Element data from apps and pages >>
=====

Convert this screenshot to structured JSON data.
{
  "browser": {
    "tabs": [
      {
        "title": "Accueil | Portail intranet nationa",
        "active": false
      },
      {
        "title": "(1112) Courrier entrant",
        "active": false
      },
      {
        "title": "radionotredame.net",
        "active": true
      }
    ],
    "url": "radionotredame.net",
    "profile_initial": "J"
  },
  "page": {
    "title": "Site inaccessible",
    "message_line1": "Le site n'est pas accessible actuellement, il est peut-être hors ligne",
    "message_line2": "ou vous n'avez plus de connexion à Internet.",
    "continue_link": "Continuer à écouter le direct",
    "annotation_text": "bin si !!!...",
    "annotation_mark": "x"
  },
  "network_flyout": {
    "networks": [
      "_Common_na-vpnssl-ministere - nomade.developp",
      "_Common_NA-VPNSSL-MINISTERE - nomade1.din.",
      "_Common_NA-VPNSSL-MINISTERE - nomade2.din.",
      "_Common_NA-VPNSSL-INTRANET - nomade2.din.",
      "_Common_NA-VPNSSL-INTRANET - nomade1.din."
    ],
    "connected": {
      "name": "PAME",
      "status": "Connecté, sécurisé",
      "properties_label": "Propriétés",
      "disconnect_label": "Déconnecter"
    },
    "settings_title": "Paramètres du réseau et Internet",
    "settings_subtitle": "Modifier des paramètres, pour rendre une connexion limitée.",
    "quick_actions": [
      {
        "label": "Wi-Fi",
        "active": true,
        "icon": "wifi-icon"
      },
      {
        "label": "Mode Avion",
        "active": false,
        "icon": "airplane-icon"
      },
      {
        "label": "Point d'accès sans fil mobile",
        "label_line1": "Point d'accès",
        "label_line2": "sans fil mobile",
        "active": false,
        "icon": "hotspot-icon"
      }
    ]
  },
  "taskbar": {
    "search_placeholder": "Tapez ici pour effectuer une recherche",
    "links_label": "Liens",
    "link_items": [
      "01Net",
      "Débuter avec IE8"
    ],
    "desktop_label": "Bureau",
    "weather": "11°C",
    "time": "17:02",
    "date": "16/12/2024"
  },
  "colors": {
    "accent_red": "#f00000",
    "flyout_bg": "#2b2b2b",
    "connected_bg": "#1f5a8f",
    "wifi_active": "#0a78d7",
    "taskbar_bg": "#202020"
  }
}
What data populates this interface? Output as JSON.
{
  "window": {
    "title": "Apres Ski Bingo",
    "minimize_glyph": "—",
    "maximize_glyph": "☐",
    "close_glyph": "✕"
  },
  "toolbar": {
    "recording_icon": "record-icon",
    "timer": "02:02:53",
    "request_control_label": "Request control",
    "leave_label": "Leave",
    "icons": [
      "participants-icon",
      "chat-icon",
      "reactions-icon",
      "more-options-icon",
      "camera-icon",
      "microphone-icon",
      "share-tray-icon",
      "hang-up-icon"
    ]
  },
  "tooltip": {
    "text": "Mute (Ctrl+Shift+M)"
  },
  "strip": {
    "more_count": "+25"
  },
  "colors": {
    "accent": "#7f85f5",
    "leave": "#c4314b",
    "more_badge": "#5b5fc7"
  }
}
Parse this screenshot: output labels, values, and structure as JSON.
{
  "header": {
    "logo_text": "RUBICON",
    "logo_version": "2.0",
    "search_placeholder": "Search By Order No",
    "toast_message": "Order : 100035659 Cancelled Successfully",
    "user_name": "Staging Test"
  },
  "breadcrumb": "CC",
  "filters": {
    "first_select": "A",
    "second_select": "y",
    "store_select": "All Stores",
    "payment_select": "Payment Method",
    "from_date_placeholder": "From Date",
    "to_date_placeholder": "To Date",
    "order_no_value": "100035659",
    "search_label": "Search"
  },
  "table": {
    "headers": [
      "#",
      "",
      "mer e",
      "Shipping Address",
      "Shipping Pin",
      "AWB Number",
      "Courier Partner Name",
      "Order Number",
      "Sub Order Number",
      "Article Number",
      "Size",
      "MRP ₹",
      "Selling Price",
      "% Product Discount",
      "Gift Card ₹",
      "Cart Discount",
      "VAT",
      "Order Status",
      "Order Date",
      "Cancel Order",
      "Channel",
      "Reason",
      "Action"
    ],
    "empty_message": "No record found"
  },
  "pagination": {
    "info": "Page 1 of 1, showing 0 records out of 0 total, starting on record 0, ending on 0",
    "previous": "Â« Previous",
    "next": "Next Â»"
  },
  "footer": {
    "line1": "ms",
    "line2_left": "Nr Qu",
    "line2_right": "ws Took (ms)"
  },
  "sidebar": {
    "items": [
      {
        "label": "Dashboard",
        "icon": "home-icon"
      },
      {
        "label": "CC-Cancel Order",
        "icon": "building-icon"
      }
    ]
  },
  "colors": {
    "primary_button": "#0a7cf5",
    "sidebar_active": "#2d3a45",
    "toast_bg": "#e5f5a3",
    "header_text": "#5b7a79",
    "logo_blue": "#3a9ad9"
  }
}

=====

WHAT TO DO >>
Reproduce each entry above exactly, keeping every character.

RESPONSE >>
Convert this screenshot to structured JSON data.
{
  "browser": {
    "tabs": [
      {
        "title": "Accueil | Portail intranet nationa",
        "active": false
      },
      {
        "title": "(1112) Courrier entrant",
        "active": false
      },
      {
        "title": "radionotredame.net",
        "active": true
      }
    ],
    "url": "radionotredame.net",
    "profile_initial": "J"
  },
  "page": {
    "title": "Site inaccessible",
    "message_line1": "Le site n'est pas accessible actuellement, il est peut-être hors ligne",
    "message_line2": "ou vous n'avez plus de connexion à Internet.",
    "continue_link": "Continuer à écouter le direct",
    "annotation_text": "bin si !!!...",
    "annotation_mark": "x"
  },
  "network_flyout": {
    "networks": [
      "_Common_na-vpnssl-ministere - nomade.developp",
      "_Common_NA-VPNSSL-MINISTERE - nomade1.din.",
      "_Common_NA-VPNSSL-MINISTERE - nomade2.din.",
      "_Common_NA-VPNSSL-INTRANET - nomade2.din.",
      "_Common_NA-VPNSSL-INTRANET - nomade1.din."
    ],
    "connected": {
      "name": "PAME",
      "status": "Connecté, sécurisé",
      "properties_label": "Propriétés",
      "disconnect_label": "Déconnecter"
    },
    "settings_title": "Paramètres du réseau et Internet",
    "settings_subtitle": "Modifier des paramètres, pour rendre une connexion limitée.",
    "quick_actions": [
      {
        "label": "Wi-Fi",
        "active": true,
        "icon": "wifi-icon"
      },
      {
        "label": "Mode Avion",
        "active": false,
        "icon": "airplane-icon"
      },
      {
        "label": "Point d'accès sans fil mobile",
        "label_line1": "Point d'accès",
        "label_line2": "sans fil mobile",
        "active": false,
        "icon": "hotspot-icon"
      }
    ]
  },
  "taskbar": {
    "search_placeholder": "Tapez ici pour effectuer une recherche",
    "links_label": "Liens",
    "link_items": [
      "01Net",
      "Débuter avec IE8"
    ],
    "desktop_label": "Bureau",
    "weather": "11°C",
    "time": "17:02",
    "date": "16/12/2024"
  },
  "colors": {
    "accent_red": "#f00000",
    "flyout_bg": "#2b2b2b",
    "connected_bg": "#1f5a8f",
    "wifi_active": "#0a78d7",
    "taskbar_bg": "#202020"
  }
}
What data populates this interface? Output as JSON.
{
  "window": {
    "title": "Apres Ski Bingo",
    "minimize_glyph": "—",
    "maximize_glyph": "☐",
    "close_glyph": "✕"
  },
  "toolbar": {
    "recording_icon": "record-icon",
    "timer": "02:02:53",
    "request_control_label": "Request control",
    "leave_label": "Leave",
    "icons": [
      "participants-icon",
      "chat-icon",
      "reactions-icon",
      "more-options-icon",
      "camera-icon",
      "microphone-icon",
      "share-tray-icon",
      "hang-up-icon"
    ]
  },
  "tooltip": {
    "text": "Mute (Ctrl+Shift+M)"
  },
  "strip": {
    "more_count": "+25"
  },
  "colors": {
    "accent": "#7f85f5",
    "leave": "#c4314b",
    "more_badge": "#5b5fc7"
  }
}
Parse this screenshot: output labels, values, and structure as JSON.
{
  "header": {
    "logo_text": "RUBICON",
    "logo_version": "2.0",
    "search_placeholder": "Search By Order No",
    "toast_message": "Order : 100035659 Cancelled Successfully",
    "user_name": "Staging Test"
  },
  "breadcrumb": "CC",
  "filters": {
    "first_select": "A",
    "second_select": "y",
    "store_select": "All Stores",
    "payment_select": "Payment Method",
    "from_date_placeholder": "From Date",
    "to_date_placeholder": "To Date",
    "order_no_value": "100035659",
    "search_label": "Search"
  },
  "table": {
    "headers": [
      "#",
      "",
      "mer e",
      "Shipping Address",
      "Shipping Pin",
      "AWB Number",
      "Courier Partner Name",
      "Order Number",
      "Sub Order Number",
      "Article Number",
      "Size",
      "MRP ₹",
      "Selling Price",
      "% Product Discount",
      "Gift Card ₹",
      "Cart Discount",
      "VAT",
      "Order Status",
      "Order Date",
      "Cancel Order",
      "Channel",
      "Reason",
      "Action"
    ],
    "empty_message": "No record found"
  },
  "pagination": {
    "info": "Page 1 of 1, showing 0 records out of 0 total, starting on record 0, ending on 0",
    "previous": "Â« Previous",
    "next": "Next Â»"
  },
  "footer": {
    "line1": "ms",
    "line2_left": "Nr Qu",
    "line2_right": "ws Took (ms)"
  },
  "sidebar": {
    "items": [
      {
        "label": "Dashboard",
        "icon": "home-icon"
      },
      {
        "label": "CC-Cancel Order",
        "icon": "building-icon"
      }
    ]
  },
  "colors": {
    "primary_button": "#0a7cf5",
    "sidebar_active": "#2d3a45",
    "toast_bg": "#e5f5a3",
    "header_text": "#5b7a79",
    "logo_blue": "#3a9ad9"
  }
}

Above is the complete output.